MacarenaMacarena is a biologist from Pontificia Universidad Católica de Chile and does environmental consulting in Chile. Before that she worked for almost two years in behavioral research on rodents and lizards. Macarena was a research assistant for the Fox lab in Chile with the project on group living and parental care of Liolaemus leopardinus, and is currenlty collaborating on the project of predator escape ecology in Liolaemus.


Adam Simpson (2008-12)

Adam SimpsonAdam is currently a PhD student in the Department of Integrative Biology at OSU. As an undergraduate in the Fox lab, Adam worked for four years investigating behavioral ecology of collared lizards; specifically, evaluating the factors that influence survivorship and territory quality in hatchlings. He received the Lew Wentz Research Award for his work in 2011. Adam's current research includes evolutionary biology and ecotoxicology. His dissertation focuses on how selection driven by rapid environmental change influences the evolution of pesticide resistance. He has future plans to use genomics and transcriptomics to identify the loci responsible for resistance to specific anthropogenic stressors. 


Lauren White (2007-12)

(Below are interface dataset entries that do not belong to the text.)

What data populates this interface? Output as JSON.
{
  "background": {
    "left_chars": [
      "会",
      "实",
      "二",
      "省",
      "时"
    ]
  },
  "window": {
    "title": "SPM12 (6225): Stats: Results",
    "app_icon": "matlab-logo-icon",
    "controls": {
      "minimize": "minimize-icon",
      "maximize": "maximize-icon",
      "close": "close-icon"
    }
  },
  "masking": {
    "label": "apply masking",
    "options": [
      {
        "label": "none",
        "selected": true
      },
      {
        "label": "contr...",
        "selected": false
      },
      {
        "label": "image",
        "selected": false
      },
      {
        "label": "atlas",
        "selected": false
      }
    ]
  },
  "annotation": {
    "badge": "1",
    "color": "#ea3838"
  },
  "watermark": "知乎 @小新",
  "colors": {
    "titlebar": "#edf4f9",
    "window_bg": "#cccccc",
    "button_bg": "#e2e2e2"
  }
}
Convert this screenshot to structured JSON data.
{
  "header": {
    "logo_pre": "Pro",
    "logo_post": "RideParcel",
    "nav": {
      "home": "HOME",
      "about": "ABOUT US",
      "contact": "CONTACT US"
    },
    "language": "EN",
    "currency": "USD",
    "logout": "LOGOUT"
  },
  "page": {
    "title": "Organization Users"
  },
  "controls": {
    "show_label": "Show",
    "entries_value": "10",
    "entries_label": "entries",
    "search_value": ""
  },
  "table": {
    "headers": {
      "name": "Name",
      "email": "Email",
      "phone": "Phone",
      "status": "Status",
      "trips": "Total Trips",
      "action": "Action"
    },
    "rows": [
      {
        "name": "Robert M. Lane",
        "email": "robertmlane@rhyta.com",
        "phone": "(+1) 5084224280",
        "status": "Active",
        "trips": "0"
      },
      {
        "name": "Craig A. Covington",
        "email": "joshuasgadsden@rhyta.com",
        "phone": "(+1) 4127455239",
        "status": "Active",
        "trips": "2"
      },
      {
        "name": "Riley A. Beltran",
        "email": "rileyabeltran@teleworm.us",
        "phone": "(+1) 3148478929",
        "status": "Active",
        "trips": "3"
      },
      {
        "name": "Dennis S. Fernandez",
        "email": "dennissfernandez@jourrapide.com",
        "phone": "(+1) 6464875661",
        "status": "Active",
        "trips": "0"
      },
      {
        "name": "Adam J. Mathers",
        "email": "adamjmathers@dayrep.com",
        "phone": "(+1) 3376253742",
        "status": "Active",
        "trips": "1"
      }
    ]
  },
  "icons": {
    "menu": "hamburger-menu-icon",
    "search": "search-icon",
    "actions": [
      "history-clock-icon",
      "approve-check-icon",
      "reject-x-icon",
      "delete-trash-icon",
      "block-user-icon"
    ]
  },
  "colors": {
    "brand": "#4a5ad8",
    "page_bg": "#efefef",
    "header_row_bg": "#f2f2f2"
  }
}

Lauren WhiteLauren graduated from OSU in 2012 with an Honors Degree in Environmental Science with an International Research emphasis. During her time at OSU, she was introduced to the Fox lab by helping with field work on collared lizards, and later received an Niblack Research Scholarship to collaborate with the Fox lab on Uta stansburiana research. She also represented OSU and the Fox lab in two of NSF's Research Experience for Undergraduates projects where she did herpetological field research in Dominica, Lesser Antilles and Namibia, Africa. She currently lives in Seattle, Washington, and works in the Office of Research at the University of Washington.